Your goal –
What is needed is a verbatim copy of each record below.

Extracted entries –
= = = =
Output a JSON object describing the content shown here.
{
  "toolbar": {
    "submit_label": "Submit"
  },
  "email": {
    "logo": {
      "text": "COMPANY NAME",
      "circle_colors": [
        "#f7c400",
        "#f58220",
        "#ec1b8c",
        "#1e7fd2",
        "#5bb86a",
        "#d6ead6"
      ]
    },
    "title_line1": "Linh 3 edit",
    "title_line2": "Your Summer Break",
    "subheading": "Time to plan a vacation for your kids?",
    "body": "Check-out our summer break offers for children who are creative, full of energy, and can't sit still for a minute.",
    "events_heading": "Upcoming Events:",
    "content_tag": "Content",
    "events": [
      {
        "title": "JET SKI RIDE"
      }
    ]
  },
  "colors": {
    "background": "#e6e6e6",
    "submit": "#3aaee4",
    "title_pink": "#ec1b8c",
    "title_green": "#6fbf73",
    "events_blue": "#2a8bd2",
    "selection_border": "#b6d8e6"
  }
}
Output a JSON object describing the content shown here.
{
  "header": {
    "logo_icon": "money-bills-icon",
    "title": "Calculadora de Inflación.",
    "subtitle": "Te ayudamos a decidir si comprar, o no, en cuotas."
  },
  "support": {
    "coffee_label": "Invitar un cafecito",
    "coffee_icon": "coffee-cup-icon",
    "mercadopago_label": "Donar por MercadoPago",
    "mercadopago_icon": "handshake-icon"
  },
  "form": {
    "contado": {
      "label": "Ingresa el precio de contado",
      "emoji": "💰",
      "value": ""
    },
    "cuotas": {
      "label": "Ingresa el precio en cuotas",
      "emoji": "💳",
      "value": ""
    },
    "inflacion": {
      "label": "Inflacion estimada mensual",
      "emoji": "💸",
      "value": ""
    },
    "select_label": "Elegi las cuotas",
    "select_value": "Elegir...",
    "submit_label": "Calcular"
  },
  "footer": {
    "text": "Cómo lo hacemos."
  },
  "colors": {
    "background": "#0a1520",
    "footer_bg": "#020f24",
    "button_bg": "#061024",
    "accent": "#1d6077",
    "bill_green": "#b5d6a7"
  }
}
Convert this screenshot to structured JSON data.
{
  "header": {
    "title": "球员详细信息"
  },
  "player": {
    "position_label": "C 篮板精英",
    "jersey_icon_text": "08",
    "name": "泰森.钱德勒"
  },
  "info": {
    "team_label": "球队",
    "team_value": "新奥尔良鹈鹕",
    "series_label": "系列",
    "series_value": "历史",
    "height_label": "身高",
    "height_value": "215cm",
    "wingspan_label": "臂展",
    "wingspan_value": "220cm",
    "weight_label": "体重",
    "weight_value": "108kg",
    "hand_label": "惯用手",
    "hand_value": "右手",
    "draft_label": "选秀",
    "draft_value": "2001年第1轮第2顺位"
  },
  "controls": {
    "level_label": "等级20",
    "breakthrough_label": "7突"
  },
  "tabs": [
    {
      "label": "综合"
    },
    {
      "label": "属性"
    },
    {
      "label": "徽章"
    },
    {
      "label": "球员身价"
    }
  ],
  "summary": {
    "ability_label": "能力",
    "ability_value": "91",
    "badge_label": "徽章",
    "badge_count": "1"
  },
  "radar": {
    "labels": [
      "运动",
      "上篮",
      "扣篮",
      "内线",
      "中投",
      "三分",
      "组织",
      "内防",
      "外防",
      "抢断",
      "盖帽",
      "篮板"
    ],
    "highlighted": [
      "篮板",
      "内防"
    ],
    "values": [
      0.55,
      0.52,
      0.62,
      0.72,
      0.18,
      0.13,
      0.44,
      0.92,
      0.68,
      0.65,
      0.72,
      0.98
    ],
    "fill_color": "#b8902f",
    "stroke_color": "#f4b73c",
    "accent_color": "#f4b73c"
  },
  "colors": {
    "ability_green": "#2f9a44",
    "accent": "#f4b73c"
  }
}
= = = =
Exercise solution –
Output a JSON object describing the content shown here.
{
  "toolbar": {
    "submit_label": "Submit"
  },
  "email": {
    "logo": {
      "text": "COMPANY NAME",
      "circle_colors": [
        "#f7c400",
        "#f58220",
        "#ec1b8c",
        "#1e7fd2",
        "#5bb86a",
        "#d6ead6"
      ]
    },
    "title_line1": "Linh 3 edit",
    "title_line2": "Your Summer Break",
    "subheading": "Time to plan a vacation for your kids?",
    "body": "Check-out our summer break offers for children who are creative, full of energy, and can't sit still for a minute.",
    "events_heading": "Upcoming Events:",
    "content_tag": "Content",
    "events": [
      {
        "title": "JET SKI RIDE"
      }
    ]
  },
  "colors": {
    "background": "#e6e6e6",
    "submit": "#3aaee4",
    "title_pink": "#ec1b8c",
    "title_green": "#6fbf73",
    "events_blue": "#2a8bd2",
    "selection_border": "#b6d8e6"
  }
}
Output a JSON object describing the content shown here.
{
  "header": {
    "logo_icon": "money-bills-icon",
    "title": "Calculadora de Inflación.",
    "subtitle": "Te ayudamos a decidir si comprar, o no, en cuotas."
  },
  "support": {
    "coffee_label": "Invitar un cafecito",
    "coffee_icon": "coffee-cup-icon",
    "mercadopago_label": "Donar por MercadoPago",
    "mercadopago_icon": "handshake-icon"
  },
  "form": {
    "contado": {
      "label": "Ingresa el precio de contado",
      "emoji": "💰",
      "value": ""
    },
    "cuotas": {
      "label": "Ingresa el precio en cuotas",
      "emoji": "💳",
      "value": ""
    },
    "inflacion": {
      "label": "Inflacion estimada mensual",
      "emoji": "💸",
      "value": ""
    },
    "select_label": "Elegi las cuotas",
    "select_value": "Elegir...",
    "submit_label": "Calcular"
  },
  "footer": {
    "text": "Cómo lo hacemos."
  },
  "colors": {
    "background": "#0a1520",
    "footer_bg": "#020f24",
    "button_bg": "#061024",
    "accent": "#1d6077",
    "bill_green": "#b5d6a7"
  }
}
Convert this screenshot to structured JSON data.
{
  "header": {
    "title": "球员详细信息"
  },
  "player": {
    "position_label": "C 篮板精英",
    "jersey_icon_text": "08",
    "name": "泰森.钱德勒"
  },
  "info": {
    "team_label": "球队",
    "team_value": "新奥尔良鹈鹕",
    "series_label": "系列",
    "series_value": "历史",
    "height_label": "身高",
    "height_value": "215cm",
    "wingspan_label": "臂展",
    "wingspan_value": "220cm",
    "weight_label": "体重",
    "weight_value": "108kg",
    "hand_label": "惯用手",
    "hand_value": "右手",
    "draft_label": "选秀",
    "draft_value": "2001年第1轮第2顺位"
  },
  "controls": {
    "level_label": "等级20",
    "breakthrough_label": "7突"
  },
  "tabs": [
    {
      "label": "综合"
    },
    {
      "label": "属性"
    },
    {
      "label": "徽章"
    },
    {
      "label": "球员身价"
    }
  ],
  "summary": {
    "ability_label": "能力",
    "ability_value": "91",
    "badge_label": "徽章",
    "badge_count": "1"
  },
  "radar": {
    "labels": [
      "运动",
      "上篮",
      "扣篮",
      "内线",
      "中投",
      "三分",
      "组织",
      "内防",
      "外防",
      "抢断",
      "盖帽",
      "篮板"
    ],
    "highlighted": [
      "篮板",
      "内防"
    ],
    "values": [
      0.55,
      0.52,
      0.62,
      0.72,
      0.18,
      0.13,
      0.44,
      0.92,
      0.68,
      0.65,
      0.72,
      0.98
    ],
    "fill_color": "#b8902f",
    "stroke_color": "#f4b73c",
    "accent_color": "#f4b73c"
  },
  "colors": {
    "ability_green": "#2f9a44",
    "accent": "#f4b73c"
  }
}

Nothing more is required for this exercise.